The sea is azure blue, the sandy beach warm after a lazy summer day. When you get on your Vespa or in your car, follow the winding road.
Just a few minutes.
To your left you look out over the green valley with its golden fields and small oleander nurseries. Sometimes interrupted by an old palm tree.
To your right are the rolling hills full of olive trees, the stucco houses, painted in pastel shades, are exchanged for farmhouses of golden yellow handmade bricks.
And then you see her, Palazzo Puro.
She rises above the tall reeds, as if she may have stood empty for twenty-five years, but has missed nothing of what was happening around her.
The entrance is overgrown, an old no-entry sign on a rusty chain tells that someone once lived here.
A neglected palm tree hangs its leaves mournfully. Oleanders are in bloom, spreading a sweet scent.
Through the bushes you can see the sea in the distance and you know how the summer vibe is within reach there under the colored beach umbrellas, while the silence here is only disturbed by the chirping of the crickets and the sound of the sea breeze in the trees.
You are in Italy on the Adriatic coast, in the Le Marche region. Not as well known as its famous sister, Tuscany, but just as beautiful.
The ancient village of Massignano to which Palazzo Puro belongs, lies in its back, slightly higher on the hill.

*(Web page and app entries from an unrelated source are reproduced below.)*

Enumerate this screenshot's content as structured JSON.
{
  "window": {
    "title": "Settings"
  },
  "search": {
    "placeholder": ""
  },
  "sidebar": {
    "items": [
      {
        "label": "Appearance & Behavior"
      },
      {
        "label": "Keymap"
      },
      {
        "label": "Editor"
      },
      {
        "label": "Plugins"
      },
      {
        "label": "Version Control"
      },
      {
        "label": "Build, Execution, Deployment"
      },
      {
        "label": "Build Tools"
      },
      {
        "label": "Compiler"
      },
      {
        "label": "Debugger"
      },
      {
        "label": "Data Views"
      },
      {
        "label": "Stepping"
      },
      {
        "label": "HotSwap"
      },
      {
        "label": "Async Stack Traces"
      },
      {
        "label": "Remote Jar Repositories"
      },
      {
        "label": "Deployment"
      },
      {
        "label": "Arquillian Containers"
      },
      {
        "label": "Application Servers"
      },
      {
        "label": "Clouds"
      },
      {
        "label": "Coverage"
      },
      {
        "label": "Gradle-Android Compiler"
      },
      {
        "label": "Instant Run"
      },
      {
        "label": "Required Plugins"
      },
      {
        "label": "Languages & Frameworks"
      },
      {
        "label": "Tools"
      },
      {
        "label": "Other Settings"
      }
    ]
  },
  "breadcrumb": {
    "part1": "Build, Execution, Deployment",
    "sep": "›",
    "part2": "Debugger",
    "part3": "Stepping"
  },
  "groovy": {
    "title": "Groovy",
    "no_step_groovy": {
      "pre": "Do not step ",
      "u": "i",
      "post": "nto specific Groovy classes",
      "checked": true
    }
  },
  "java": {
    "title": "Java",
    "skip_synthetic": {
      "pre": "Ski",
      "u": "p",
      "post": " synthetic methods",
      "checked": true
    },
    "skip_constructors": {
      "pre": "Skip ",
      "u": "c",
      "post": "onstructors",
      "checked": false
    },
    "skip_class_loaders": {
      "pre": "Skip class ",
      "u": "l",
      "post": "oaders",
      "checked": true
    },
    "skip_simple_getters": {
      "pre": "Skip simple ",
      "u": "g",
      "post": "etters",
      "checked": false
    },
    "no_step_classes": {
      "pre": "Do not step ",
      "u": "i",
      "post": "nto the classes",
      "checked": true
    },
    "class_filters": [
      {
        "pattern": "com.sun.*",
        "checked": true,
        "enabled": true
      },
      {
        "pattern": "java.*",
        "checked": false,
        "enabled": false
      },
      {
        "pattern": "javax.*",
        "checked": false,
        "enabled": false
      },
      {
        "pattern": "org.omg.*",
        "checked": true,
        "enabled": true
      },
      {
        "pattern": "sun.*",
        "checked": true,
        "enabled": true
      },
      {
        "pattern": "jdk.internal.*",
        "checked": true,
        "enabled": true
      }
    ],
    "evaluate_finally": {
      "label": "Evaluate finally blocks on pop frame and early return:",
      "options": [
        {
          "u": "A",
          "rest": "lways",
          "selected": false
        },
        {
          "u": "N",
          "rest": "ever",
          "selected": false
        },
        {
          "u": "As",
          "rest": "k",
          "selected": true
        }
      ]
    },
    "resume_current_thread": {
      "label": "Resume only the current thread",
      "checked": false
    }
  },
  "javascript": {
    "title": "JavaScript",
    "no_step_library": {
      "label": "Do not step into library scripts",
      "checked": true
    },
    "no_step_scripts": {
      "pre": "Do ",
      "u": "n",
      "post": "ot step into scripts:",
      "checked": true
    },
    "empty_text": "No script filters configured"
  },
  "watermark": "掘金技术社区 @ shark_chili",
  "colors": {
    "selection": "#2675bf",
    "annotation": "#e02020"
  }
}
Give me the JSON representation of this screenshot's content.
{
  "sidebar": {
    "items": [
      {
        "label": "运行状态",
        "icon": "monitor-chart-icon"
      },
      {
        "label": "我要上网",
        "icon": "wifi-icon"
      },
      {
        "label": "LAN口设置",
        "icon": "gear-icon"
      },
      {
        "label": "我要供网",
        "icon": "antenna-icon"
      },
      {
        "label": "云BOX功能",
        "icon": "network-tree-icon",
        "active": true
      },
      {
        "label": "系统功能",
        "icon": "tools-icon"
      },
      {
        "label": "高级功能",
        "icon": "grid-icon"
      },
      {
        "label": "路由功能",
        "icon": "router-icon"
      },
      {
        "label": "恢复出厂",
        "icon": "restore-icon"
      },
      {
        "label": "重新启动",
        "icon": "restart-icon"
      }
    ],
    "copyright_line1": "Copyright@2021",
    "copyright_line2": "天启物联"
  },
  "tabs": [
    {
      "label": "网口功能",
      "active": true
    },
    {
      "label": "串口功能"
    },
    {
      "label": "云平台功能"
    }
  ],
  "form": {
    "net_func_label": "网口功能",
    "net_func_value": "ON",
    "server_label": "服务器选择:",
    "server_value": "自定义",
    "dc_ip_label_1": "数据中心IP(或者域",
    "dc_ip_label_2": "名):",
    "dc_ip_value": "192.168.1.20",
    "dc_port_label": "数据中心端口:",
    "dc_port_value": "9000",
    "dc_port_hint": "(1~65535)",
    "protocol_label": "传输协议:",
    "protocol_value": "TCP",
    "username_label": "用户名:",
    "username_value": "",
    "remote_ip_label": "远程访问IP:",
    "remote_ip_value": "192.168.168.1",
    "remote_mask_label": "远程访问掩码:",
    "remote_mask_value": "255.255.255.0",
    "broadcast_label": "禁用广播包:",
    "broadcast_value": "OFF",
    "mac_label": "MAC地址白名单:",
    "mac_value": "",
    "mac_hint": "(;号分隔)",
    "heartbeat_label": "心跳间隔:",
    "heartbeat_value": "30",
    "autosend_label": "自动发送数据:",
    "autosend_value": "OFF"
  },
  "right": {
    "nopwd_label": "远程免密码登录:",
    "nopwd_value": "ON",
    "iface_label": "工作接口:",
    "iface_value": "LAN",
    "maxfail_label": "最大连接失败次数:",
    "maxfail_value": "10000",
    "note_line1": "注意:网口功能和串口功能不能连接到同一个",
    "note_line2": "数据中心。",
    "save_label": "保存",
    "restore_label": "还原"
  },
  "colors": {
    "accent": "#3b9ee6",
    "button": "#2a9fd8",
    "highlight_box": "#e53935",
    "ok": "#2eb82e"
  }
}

The coastal town you look out on from the garden is Cupra Marittima where the summers are long, the people friendly and the wine sparkling.